Interview with Edd Wilder-James: the real potential of AI
I had the pleasure of speaking with Edd Wilder-James, the former VP of tech strategy at Silicon Valley Data Science, to answer a few questions about AI and business. Edd had opened the door to insights on the potential of AI as well as opened my eyes to where we’re missing the mark in terms of not just AI, but the digitalization overall.
But what was most captivating about my conversation with Edd was the missing pieces, gaps, and underutilized potential of AI in areas and in ways I had failed to see. Edd is not looking at the next trendy AI tool. Edd is questioning where AI can change processes to something intuitive, instead of just automating things here and there.
I’ve been hyped about AI for, really, just the sake of cool tech. Edd right away told me what he sees out there is a bit…menial.
I asked Edd to explain. And he gave me an analogy that I think beautifully encompasses his view:
“There’s that prophetic story of Henry Ford saying “Had I given people what they knew they wanted, I would have given them faster horses, not the motor car.” There is a sense that you can just sprinkle data and AI dust on things just to “make your horses go faster”. If you are to look business goal first, you might be able to invent the motor car.”
Edd thinks we’re still surface level in terms of the application of these technologies and we’re still on the verge of seeing their real revolutionary potential in the nature of work itself.
I want to outline for you the three problems as well as ideas about AIs role in the workplace to consider:
1. Transitioning from “tech” business to information business
Not so big a secret, the world’s biggest tech company’s true value comes in the form of user data. Edd says soon, all companies will become data or information companies at their core and AI will be the bridge between data and real-time decision making to create true value. Data collection and interpretation won’t be the business of tech companies alone soon. AI can help make understanding and managing data possible for companies of all sizes.
2. Eliminating obsolete processes, not automating them
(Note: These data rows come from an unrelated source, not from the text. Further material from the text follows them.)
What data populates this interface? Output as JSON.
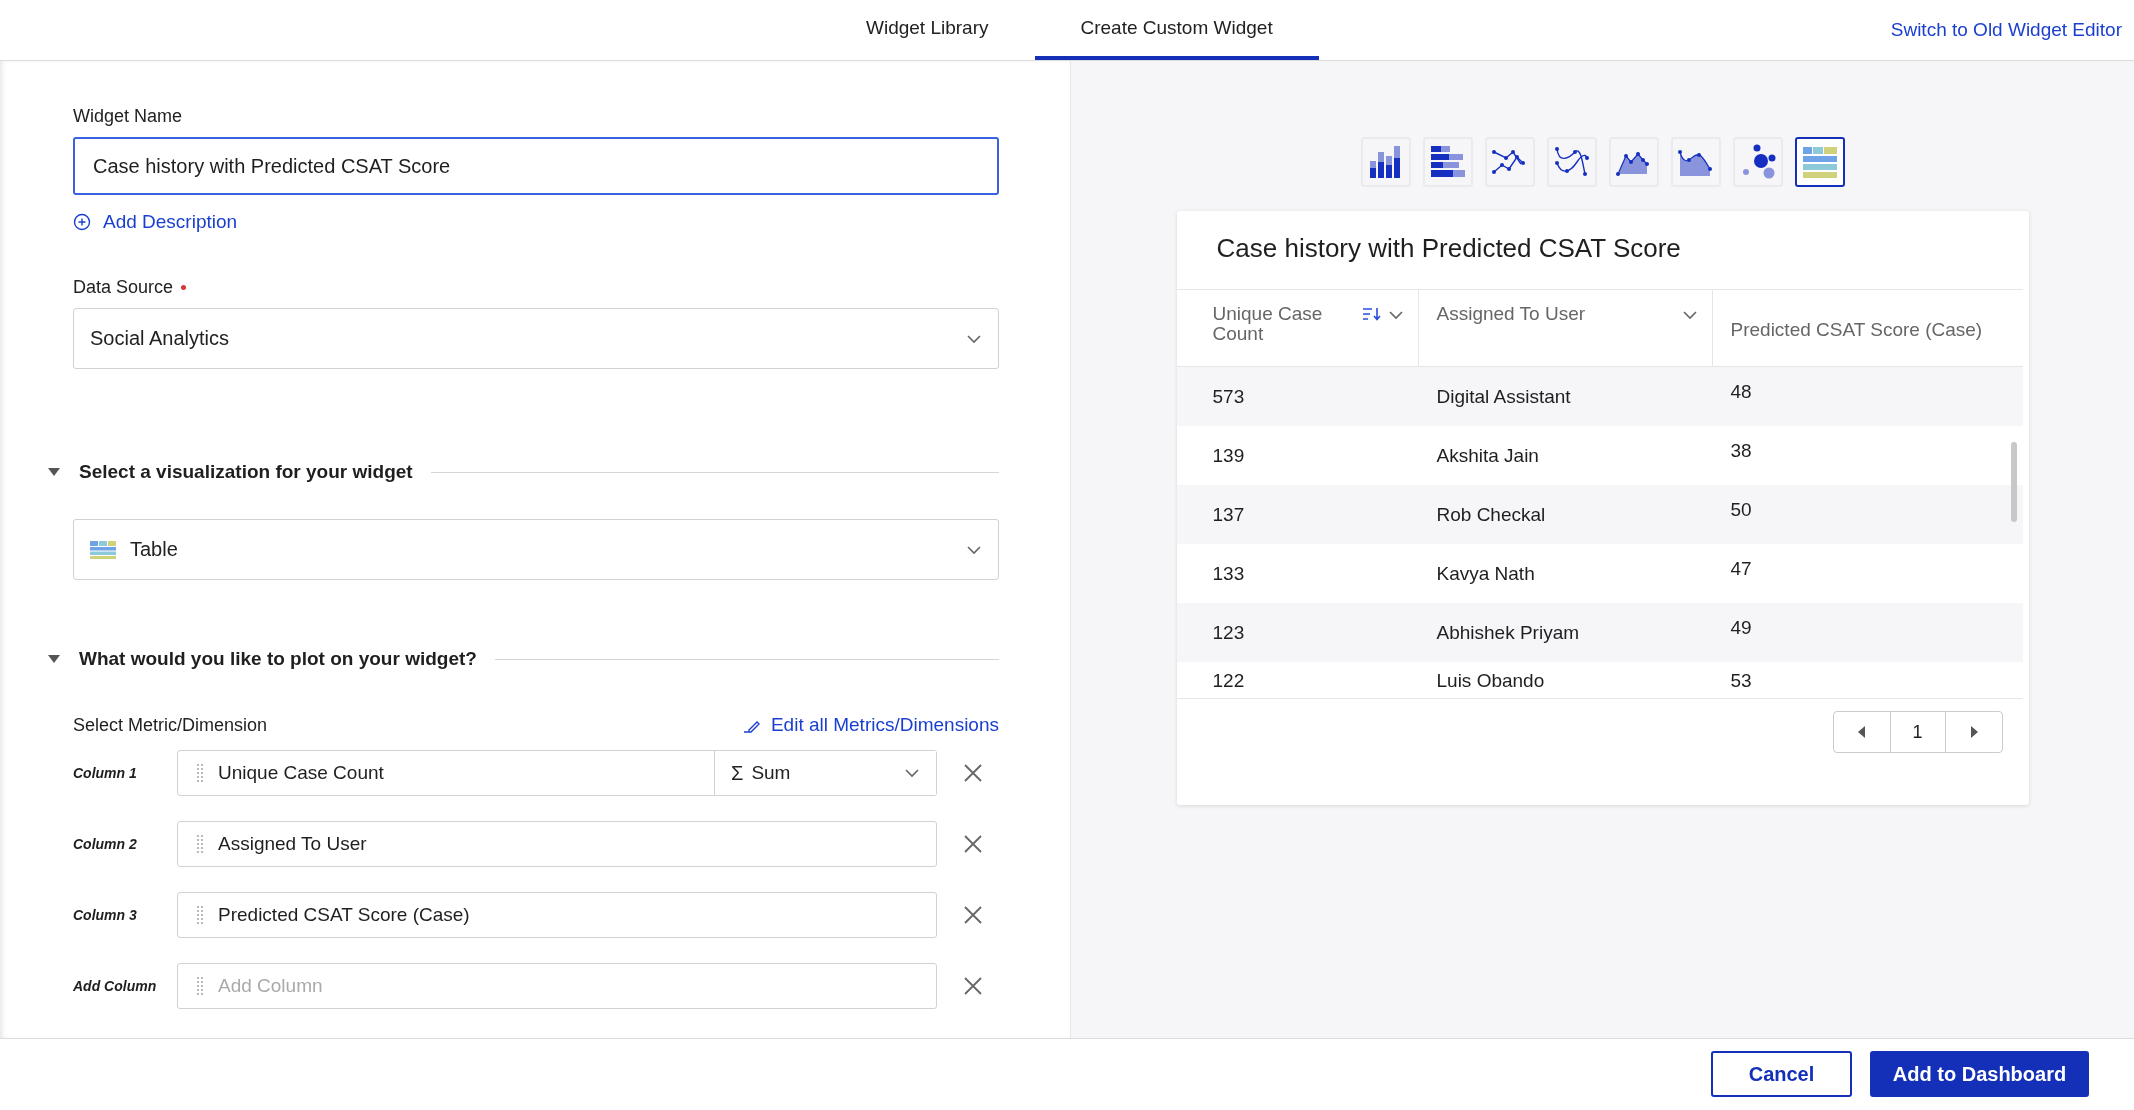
{
  "tabs": [
    {
      "label": "Widget Library",
      "selected": false
    },
    {
      "label": "Create Custom Widget",
      "selected": true
    }
  ],
  "header_link": "Switch to Old Widget Editor",
  "form": {
    "widget_name": {
      "label": "Widget Name",
      "value": "Case history with Predicted CSAT Score",
      "focused": true
    },
    "add_description": "Add Description",
    "data_source": {
      "label": "Data Source",
      "required": true,
      "value": "Social Analytics"
    },
    "visualization_section": {
      "title": "Select a visualization for your widget",
      "expanded": true,
      "value": "Table"
    },
    "plot_section": {
      "title": "What would you like to plot on your widget?",
      "expanded": true,
      "subtitle": "Select Metric/Dimension",
      "edit_link": "Edit all Metrics/Dimensions",
      "columns": [
        {
          "label": "Column 1",
          "value": "Unique Case Count",
          "aggregation_symbol": "Σ",
          "aggregation": "Sum"
        },
        {
          "label": "Column 2",
          "value": "Assigned To User"
        },
        {
          "label": "Column 3",
          "value": "Predicted CSAT Score (Case)"
        },
        {
          "label": "Add Column",
          "placeholder": "Add Column"
        }
      ]
    }
  },
  "chart_types": [
    {
      "kind": "column",
      "selected": false
    },
    {
      "kind": "bar",
      "selected": false
    },
    {
      "kind": "line",
      "selected": false
    },
    {
      "kind": "spline",
      "selected": false
    },
    {
      "kind": "area",
      "selected": false
    },
    {
      "kind": "spline-area",
      "selected": false
    },
    {
      "kind": "bubble",
      "selected": false
    },
    {
      "kind": "table",
      "selected": true
    }
  ],
  "preview": {
    "title": "Case history with Predicted CSAT Score",
    "columns": [
      {
        "label": "Unique Case Count",
        "sorted": true,
        "menu": true
      },
      {
        "label": "Assigned To User",
        "sorted": false,
        "menu": true
      },
      {
        "label": "Predicted CSAT Score (Case)",
        "sorted": false,
        "menu": false
      }
    ],
    "rows": [
      [
        "573",
        "Digital Assistant",
        "48"
      ],
      [
        "139",
        "Akshita Jain",
        "38"
      ],
      [
        "137",
        "Rob Checkal",
        "50"
      ],
      [
        "133",
        "Kavya Nath",
        "47"
      ],
      [
        "123",
        "Abhishek Priyam",
        "49"
      ],
      [
        "122",
        "Luis Obando",
        "53"
      ]
    ],
    "page": "1"
  },
  "footer": {
    "buttons": [
      {
        "label": "Cancel",
        "kind": "secondary"
      },
      {
        "label": "Add to Dashboard",
        "kind": "primary"
      }
    ]
  }
}
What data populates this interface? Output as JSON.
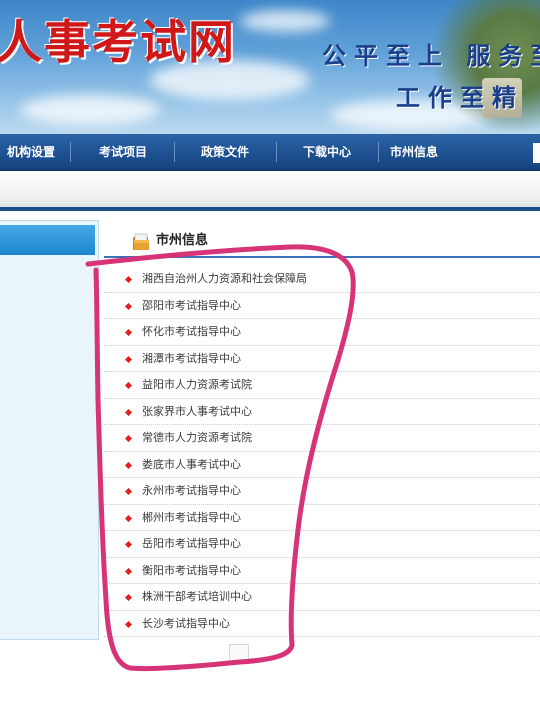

Edd recently published a post called “Why I Won’t Use Your AI Scheduling Assistant” on Medium that I read prior to our call. In it, he calls out the unnatural back and forth email conversation to schedule meetings as obsolete. And then he points out that we just automated an obsolete process and then removed any human element. Edd believes this is the surface level potential of AI. The real, productivity-enhancing potential is where we can eliminate a process like this all together using machine learning. Think motor car, not faster horses.
3. Scaling the personal touch
Naturally, AI personal assistants came up over the course of our conversation. Edd said, “The aim of the game is to spend less time talking to computers, not more!” An interesting thought considering the onslaught of customer service automation. He brought up an interesting example: “When you go to a customer service chatbot, often times, “it” doesn’t know if you’re a first time, 20th time, or decade-long customer, but a human does.” Edd thinks that one of AI’s greatest potentials is helping to scale the personal interactions that connect consumers to corporations and provide great service by either advancing to our natural interaction style or helping us to shorten the “space” between employee and customer.
It’s interesting to take a break from the hype over cool little AI tools to take a look at a greater perspective: how are we going to take this technology and build real value for not only companies but consumers as well. Edd’s ideas and suggestions have us looking at implementing AI into our digital workplace platform a little differently at Hibox. At Hibox, we’re already thinking big picture, not just “faster horses”.
If you’re interested in how your team can take a step into the future of the workplace, try out Hibox free today.